The European Liver Patients Association chaired a panel that spoke to the common symptoms of all liver disease including fatigue, pruritus, mental health, quality of life after transplant, sexual problems of liver disease, and the impact of self-management. One of the main messages was “currently we treat the disease but we don’t treat the symptoms of the disease” and, therefore, it’s critical to work together to understand self-reported symptoms and the importance of self-management for PBC patients.
Quality of Life
Intercept Pharma hosted an evening of Practice to Policy award winners who were invited to discuss projects, while identifying gaps to better understand the PBC patient experience.
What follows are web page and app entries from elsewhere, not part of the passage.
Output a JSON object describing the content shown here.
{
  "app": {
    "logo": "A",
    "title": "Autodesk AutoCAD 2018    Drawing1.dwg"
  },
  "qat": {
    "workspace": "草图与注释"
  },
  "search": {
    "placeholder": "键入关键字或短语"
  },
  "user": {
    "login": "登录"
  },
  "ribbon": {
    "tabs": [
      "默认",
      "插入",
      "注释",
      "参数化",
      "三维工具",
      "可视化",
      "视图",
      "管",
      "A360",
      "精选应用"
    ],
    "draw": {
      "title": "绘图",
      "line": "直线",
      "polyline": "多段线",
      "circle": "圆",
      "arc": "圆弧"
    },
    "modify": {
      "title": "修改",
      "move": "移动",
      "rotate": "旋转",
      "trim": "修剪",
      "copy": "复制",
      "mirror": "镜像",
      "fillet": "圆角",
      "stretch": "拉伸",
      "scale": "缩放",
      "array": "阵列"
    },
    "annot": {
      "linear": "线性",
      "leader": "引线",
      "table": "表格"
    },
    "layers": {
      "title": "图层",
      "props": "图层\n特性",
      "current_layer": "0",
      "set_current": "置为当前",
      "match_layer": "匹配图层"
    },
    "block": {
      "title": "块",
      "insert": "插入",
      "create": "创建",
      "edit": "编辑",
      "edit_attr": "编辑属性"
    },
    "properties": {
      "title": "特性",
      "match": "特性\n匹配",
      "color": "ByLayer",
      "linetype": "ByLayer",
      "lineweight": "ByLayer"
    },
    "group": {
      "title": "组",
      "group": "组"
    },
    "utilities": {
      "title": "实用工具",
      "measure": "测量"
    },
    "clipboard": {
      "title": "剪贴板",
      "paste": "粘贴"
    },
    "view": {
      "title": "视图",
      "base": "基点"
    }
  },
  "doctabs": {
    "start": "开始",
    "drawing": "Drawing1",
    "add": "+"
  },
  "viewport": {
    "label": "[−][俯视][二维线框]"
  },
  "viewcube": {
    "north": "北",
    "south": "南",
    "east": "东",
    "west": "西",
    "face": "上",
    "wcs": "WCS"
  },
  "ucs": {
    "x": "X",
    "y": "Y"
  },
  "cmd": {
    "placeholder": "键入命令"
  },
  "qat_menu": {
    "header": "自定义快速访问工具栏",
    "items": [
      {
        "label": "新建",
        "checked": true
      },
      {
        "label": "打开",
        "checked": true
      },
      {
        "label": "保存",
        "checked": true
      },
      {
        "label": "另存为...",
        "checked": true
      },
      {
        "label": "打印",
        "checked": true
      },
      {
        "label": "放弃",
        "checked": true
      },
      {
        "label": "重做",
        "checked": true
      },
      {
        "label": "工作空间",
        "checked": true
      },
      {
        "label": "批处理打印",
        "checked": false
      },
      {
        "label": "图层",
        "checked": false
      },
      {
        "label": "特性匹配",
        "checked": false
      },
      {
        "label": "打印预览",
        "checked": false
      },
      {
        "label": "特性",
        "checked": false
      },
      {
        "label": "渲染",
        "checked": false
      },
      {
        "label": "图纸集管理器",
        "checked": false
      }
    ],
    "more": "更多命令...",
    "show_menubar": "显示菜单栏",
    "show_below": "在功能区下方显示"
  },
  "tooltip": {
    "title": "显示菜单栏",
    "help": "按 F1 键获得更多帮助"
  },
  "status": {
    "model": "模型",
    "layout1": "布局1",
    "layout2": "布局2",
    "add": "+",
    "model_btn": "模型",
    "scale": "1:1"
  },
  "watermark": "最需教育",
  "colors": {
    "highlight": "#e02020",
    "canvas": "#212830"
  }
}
A PBC international survey was discussed and application for funding is currently underway.
Patient Group Collaboration
Patient groups from many European countries and Canada met to discuss areas for ongoing and future collaboration including: a patient survey, international PBC day 2018, PBC patient guidelines project and a network newsletter.
This network has been brought together with the assistance of Intercept Pharma, and Intercept President/CEO Mark Pruzanski stopped by to thank all the patient organizations and spoke of Intercept’s continued support for the “strengthening of patient groups away from kitchen table advocacy”. Mark reiterated Intercept’s commitment to the long-term support of rare liver disease, especially important to us as the anticipated focus on NASH grows in the next few years.
It was an honour to represent the Canadian PBC Society at the congress and it was wonderful to get to meet and talk with PBC key opinion leaders and patient group representatives who work tirelessly on behalf of all PBC patients. I look forward to collaborating on several exciting upcoming projects as part of the PBC Network.